HOW TO COMPLETE THIS TASK:
Collect every line in the records below that contains the word "узлов".

*** Opening GIVEN RECORDS ***

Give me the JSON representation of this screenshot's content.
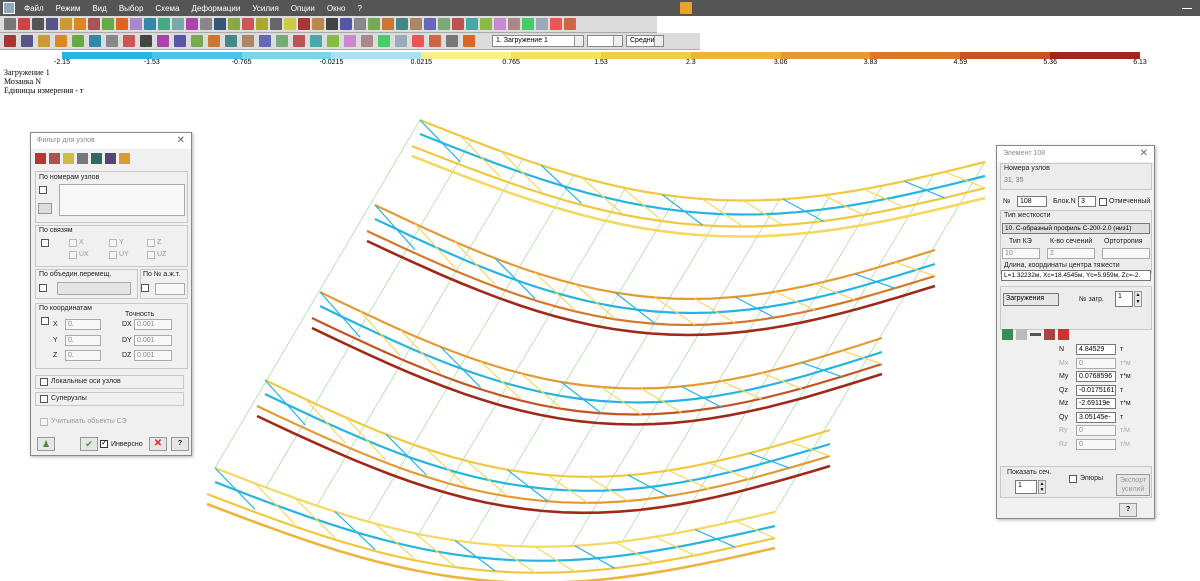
{
  "menu": [
    "Файл",
    "Режим",
    "Вид",
    "Выбор",
    "Схема",
    "Деформации",
    "Усилия",
    "Опции",
    "Окно",
    "?"
  ],
  "toolbar": {
    "load_case": "1. Загружение 1",
    "mid": "",
    "mode": "Средни"
  },
  "scale": {
    "ticks": [
      "-2.15",
      "-1.53",
      "-0.765",
      "-0.0215",
      "0.0215",
      "0.765",
      "1.53",
      "2.3",
      "3.06",
      "3.83",
      "4.59",
      "5.36",
      "6.13"
    ],
    "colors": [
      "#26b4e0",
      "#4cc3e6",
      "#7cd3ec",
      "#a6e2f0",
      "#f6ef8e",
      "#f4e060",
      "#f0cc48",
      "#ecb43c",
      "#e49a34",
      "#d8782c",
      "#c45424",
      "#a02818"
    ]
  },
  "info": {
    "line1": "Загружение 1",
    "line2": "Мозаика N",
    "line3": "Единицы измерения - т"
  },
  "node_filter": {
    "title": "Фильтр для узлов",
    "by_numbers": "По номерам узлов",
    "by_links": "По связям",
    "links": [
      "X",
      "Y",
      "Z",
      "UX",
      "UY",
      "UZ"
    ],
    "by_unified": "По объедин.перемещ.",
    "by_num_akt": "По № а.ж.т.",
    "by_coords": "По координатам",
    "precision": "Точность",
    "x": "X",
    "y": "Y",
    "z": "Z",
    "x_val": "0.",
    "y_val": "0.",
    "z_val": "0.",
    "dx": "DX",
    "dy": "DY",
    "dz": "DZ",
    "dx_val": "0.001",
    "dy_val": "0.001",
    "dz_val": "0.001",
    "local_axes": "Локальные оси узлов",
    "supernodes": "Суперузлы",
    "consider_fe": "Учитывать объекты СЭ",
    "inverse": "Инверсно"
  },
  "element": {
    "title": "Элемент 108",
    "nodes_label": "Номера узлов",
    "nodes_value": "31, 35",
    "num_label": "№",
    "num_value": "108",
    "block_label": "Блок.N",
    "block_value": "3",
    "marked": "Отмеченный",
    "stiff_label": "Тип жесткости",
    "stiff_value": "10. С-образный профиль С-200-2.0 (низ1)",
    "fe_type_label": "Тип КЭ",
    "fe_type_value": "10",
    "sections_label": "К-во сечений",
    "sections_value": "2",
    "ortho_label": "Ортотропия",
    "length_label": "Длина, координаты центра тяжести",
    "length_value": "L=1.32232м, Xc=18.4545м, Yc=5.959м, Zc=-2.",
    "loads_select": "Загружения",
    "load_no_label": "№ загр.",
    "load_no_value": "1",
    "forces": [
      {
        "name": "N",
        "value": "4.84529",
        "unit": "т",
        "active": true
      },
      {
        "name": "Mx",
        "value": "0",
        "unit": "т*м",
        "active": false
      },
      {
        "name": "My",
        "value": "0.0768596",
        "unit": "т*м",
        "active": true
      },
      {
        "name": "Qz",
        "value": "-0.0175161",
        "unit": "т",
        "active": true
      },
      {
        "name": "Mz",
        "value": "-2.69119e",
        "unit": "т*м",
        "active": true
      },
      {
        "name": "Qy",
        "value": "3.05145e-",
        "unit": "т",
        "active": true
      },
      {
        "name": "Ry",
        "value": "0",
        "unit": "т/м",
        "active": false
      },
      {
        "name": "Rz",
        "value": "0",
        "unit": "т/м",
        "active": false
      }
    ],
    "show_section_label": "Показать сеч.",
    "show_section_value": "1",
    "diagrams": "Эпюры",
    "export_btn": "Экспорт усилий"
  }
}
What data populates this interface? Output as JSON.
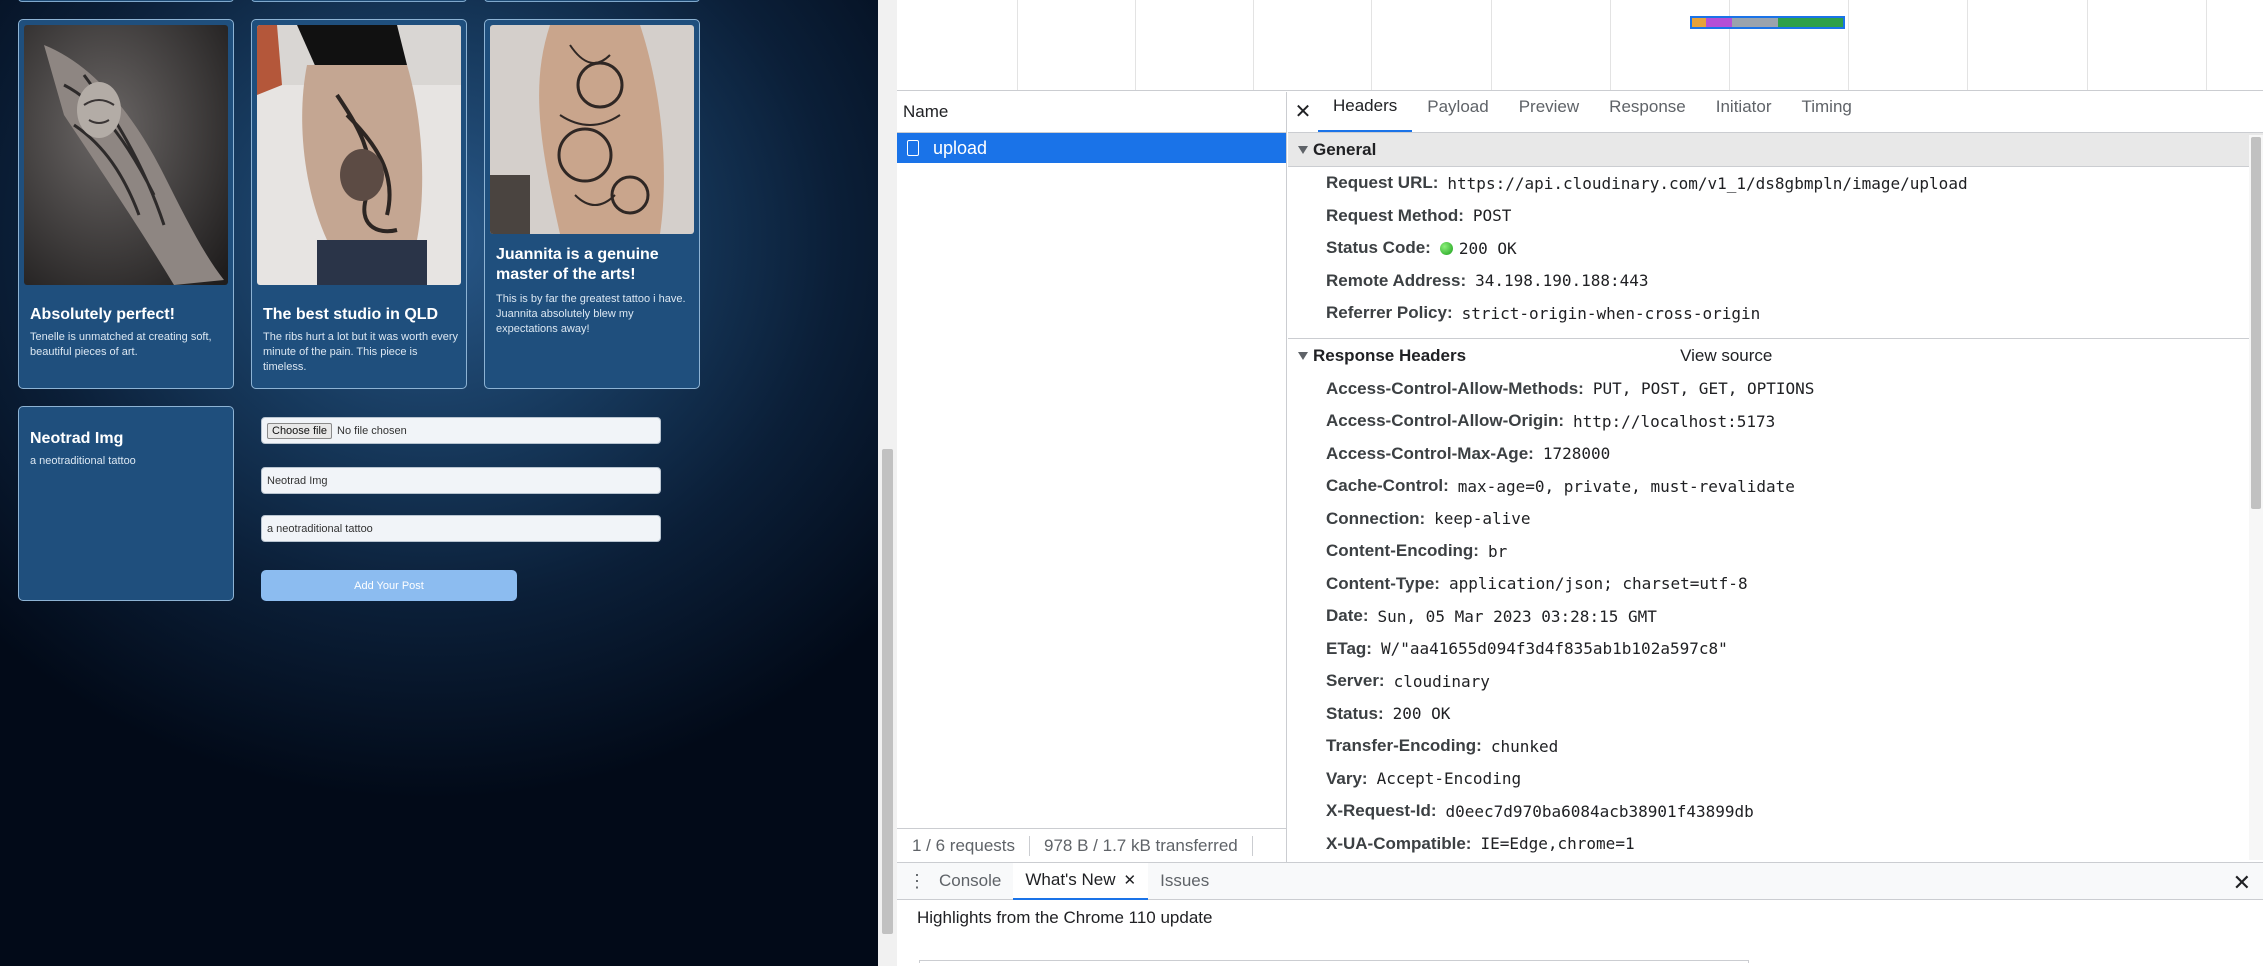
{
  "app": {
    "cards": [
      {
        "title": "Absolutely perfect!",
        "text": "Tenelle is unmatched at creating soft, beautiful pieces of art."
      },
      {
        "title": "The best studio in QLD",
        "text": "The ribs hurt a lot but it was worth every minute of the pain. This piece is timeless."
      },
      {
        "title": "Juannita is a genuine master of the arts!",
        "text": "This is by far the greatest tattoo i have. Juannita absolutely blew my expectations away!"
      }
    ],
    "preview_card": {
      "title": "Neotrad Img",
      "text": "a neotraditional tattoo"
    },
    "form": {
      "choose_file_label": "Choose file",
      "file_status": "No file chosen",
      "title_value": "Neotrad Img",
      "description_value": "a neotraditional tattoo",
      "submit_label": "Add Your Post"
    }
  },
  "devtools": {
    "names_header": "Name",
    "request_name": "upload",
    "status_bar": {
      "requests": "1 / 6 requests",
      "transferred": "978 B / 1.7 kB transferred"
    },
    "tabs": [
      "Headers",
      "Payload",
      "Preview",
      "Response",
      "Initiator",
      "Timing"
    ],
    "active_tab": "Headers",
    "general": {
      "title": "General",
      "rows": [
        {
          "key": "Request URL:",
          "value": "https://api.cloudinary.com/v1_1/ds8gbmpln/image/upload"
        },
        {
          "key": "Request Method:",
          "value": "POST"
        },
        {
          "key": "Status Code:",
          "value": "200 OK"
        },
        {
          "key": "Remote Address:",
          "value": "34.198.190.188:443"
        },
        {
          "key": "Referrer Policy:",
          "value": "strict-origin-when-cross-origin"
        }
      ]
    },
    "response_headers": {
      "title": "Response Headers",
      "view_source": "View source",
      "rows": [
        {
          "key": "Access-Control-Allow-Methods:",
          "value": "PUT, POST, GET, OPTIONS"
        },
        {
          "key": "Access-Control-Allow-Origin:",
          "value": "http://localhost:5173"
        },
        {
          "key": "Access-Control-Max-Age:",
          "value": "1728000"
        },
        {
          "key": "Cache-Control:",
          "value": "max-age=0, private, must-revalidate"
        },
        {
          "key": "Connection:",
          "value": "keep-alive"
        },
        {
          "key": "Content-Encoding:",
          "value": "br"
        },
        {
          "key": "Content-Type:",
          "value": "application/json; charset=utf-8"
        },
        {
          "key": "Date:",
          "value": "Sun, 05 Mar 2023 03:28:15 GMT"
        },
        {
          "key": "ETag:",
          "value": "W/\"aa41655d094f3d4f835ab1b102a597c8\""
        },
        {
          "key": "Server:",
          "value": "cloudinary"
        },
        {
          "key": "Status:",
          "value": "200 OK"
        },
        {
          "key": "Transfer-Encoding:",
          "value": "chunked"
        },
        {
          "key": "Vary:",
          "value": "Accept-Encoding"
        },
        {
          "key": "X-Request-Id:",
          "value": "d0eec7d970ba6084acb38901f43899db"
        },
        {
          "key": "X-UA-Compatible:",
          "value": "IE=Edge,chrome=1"
        }
      ]
    },
    "drawer": {
      "tabs": [
        "Console",
        "What's New",
        "Issues"
      ],
      "active_tab": "What's New",
      "body_text": "Highlights from the Chrome 110 update"
    },
    "colors": {
      "accent": "#1a73e8",
      "status_ok": "#1b9e1b"
    }
  }
}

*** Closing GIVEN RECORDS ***

OUTPUT FOR THIS TASK:
    "title": "Фильтр для узлов",
    "by_numbers": "По номерам узлов",
    "local_axes": "Локальные оси узлов",
    "nodes_label": "Номера узлов",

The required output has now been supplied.